Our African Roots: Australia Uncovered is described as an attempt to unravel “the absence of the African-Australian story within prevailing historical accounts” and investigate the “circumstances that saw them fall out of the national consciousness”.

Author and journalist Santilla Chingaipe delves into the lives of African convicts and slaves, whose role in post-settler Australia are often dismissed or unacknowledged. However, in telling that tale, the documentary isolates and undermines Aboriginal and Torres Strait Islander lived experience in favour of nationalism.

Like many, I have grappled with the question of belonging. Our African Roots made me wonder about the appropriateness, as an African-Australian, of wanting to ‘belong’ in this colony,” writer and scholar Dr Tinashe Jakwa said on Twitter. “‘Australia’ is a colony whose foundation is white supremacy.”

Critics of the film from both Indigenous and African backgrounds found that in the mission to draw out a tale of multiculturalism, Our African Roots inadvertently played into a white-serving narrative.

“From the ‘uninhabited wilds of the North Shore’ to ‘the first multicultural families’, her loyalty to the doctrine of Terra Nullius is worryingly plain to see,” Jared Field wrote about Chingaipe in an op-ed for Indigenous X. “While it may sound obvious to some, it clearly needs to be stated to others: our lands and waters never were and never will be uninhabited wilds.”

“This documentary, if I’m generous, feels like it comes from a place of wanting to be seen,” said Field. “The view provided, however, has been no less than a diversification of the colonial project, with something close to pride attached to it.”

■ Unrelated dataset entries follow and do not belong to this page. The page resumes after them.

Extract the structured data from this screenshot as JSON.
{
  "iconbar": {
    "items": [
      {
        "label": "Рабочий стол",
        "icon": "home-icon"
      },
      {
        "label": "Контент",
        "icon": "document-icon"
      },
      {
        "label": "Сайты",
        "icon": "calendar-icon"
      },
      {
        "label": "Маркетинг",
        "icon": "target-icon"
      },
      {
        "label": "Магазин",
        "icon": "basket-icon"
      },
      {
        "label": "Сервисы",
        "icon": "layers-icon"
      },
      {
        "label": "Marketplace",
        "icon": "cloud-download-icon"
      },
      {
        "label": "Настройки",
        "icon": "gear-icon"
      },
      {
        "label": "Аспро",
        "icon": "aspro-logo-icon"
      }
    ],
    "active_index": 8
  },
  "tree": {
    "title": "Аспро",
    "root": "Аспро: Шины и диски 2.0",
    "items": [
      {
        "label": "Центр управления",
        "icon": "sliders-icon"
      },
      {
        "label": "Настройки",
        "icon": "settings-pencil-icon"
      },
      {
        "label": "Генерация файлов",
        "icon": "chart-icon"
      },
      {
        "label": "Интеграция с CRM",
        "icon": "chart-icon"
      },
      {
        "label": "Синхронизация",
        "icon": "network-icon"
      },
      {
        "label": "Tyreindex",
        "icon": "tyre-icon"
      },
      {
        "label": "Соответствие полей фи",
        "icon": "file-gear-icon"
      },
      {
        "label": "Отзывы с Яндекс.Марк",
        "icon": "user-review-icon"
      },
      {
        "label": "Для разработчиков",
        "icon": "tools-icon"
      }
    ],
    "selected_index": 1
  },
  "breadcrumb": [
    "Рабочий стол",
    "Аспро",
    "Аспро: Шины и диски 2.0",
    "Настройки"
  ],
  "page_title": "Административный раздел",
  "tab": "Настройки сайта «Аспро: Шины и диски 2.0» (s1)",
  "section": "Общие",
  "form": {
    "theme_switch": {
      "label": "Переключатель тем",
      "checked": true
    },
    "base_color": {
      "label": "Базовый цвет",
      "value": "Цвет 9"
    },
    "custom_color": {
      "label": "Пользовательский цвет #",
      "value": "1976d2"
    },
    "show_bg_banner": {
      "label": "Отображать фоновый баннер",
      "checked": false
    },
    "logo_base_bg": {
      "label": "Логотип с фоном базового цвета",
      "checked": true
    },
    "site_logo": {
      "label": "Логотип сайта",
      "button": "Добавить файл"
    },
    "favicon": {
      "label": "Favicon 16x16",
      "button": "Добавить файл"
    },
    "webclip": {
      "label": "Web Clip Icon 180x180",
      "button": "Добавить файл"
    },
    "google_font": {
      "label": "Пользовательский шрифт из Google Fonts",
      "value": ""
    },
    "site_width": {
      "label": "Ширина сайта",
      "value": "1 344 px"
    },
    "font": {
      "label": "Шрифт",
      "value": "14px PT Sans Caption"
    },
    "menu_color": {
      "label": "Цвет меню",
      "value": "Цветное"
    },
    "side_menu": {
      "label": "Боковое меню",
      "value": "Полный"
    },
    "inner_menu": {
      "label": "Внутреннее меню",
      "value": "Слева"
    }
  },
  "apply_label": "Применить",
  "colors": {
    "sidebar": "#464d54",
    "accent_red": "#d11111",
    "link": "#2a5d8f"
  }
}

SBS told Junkee that Our African Roots‘ main purpose was to “highlight the existence of people of African descent, and their contribution to Australian society”, and acknowledged the concern around controversial language choice in it.

“The documentary explores an important and largely unknown part of Australia’s modern multicultural history, and is designed to complement and contribute to a range of different perspectives which are shared across the SBS and NITV platforms,” said the broadcaster. “The documentary acknowledges that Indigenous Australians are the original and enduring custodians of the land, and the impact of colonisation.”

“The film used the word ‘uninhabited’ in one scene, in reference to the viewpoint of colonial settlers looking at land they had not yet taken,” the statement continued. “However, this was poorly framed and SBS recognises the use and framing of this word was incorrect and we unreservedly apologise. It has been amended for future screenings of the documentary.”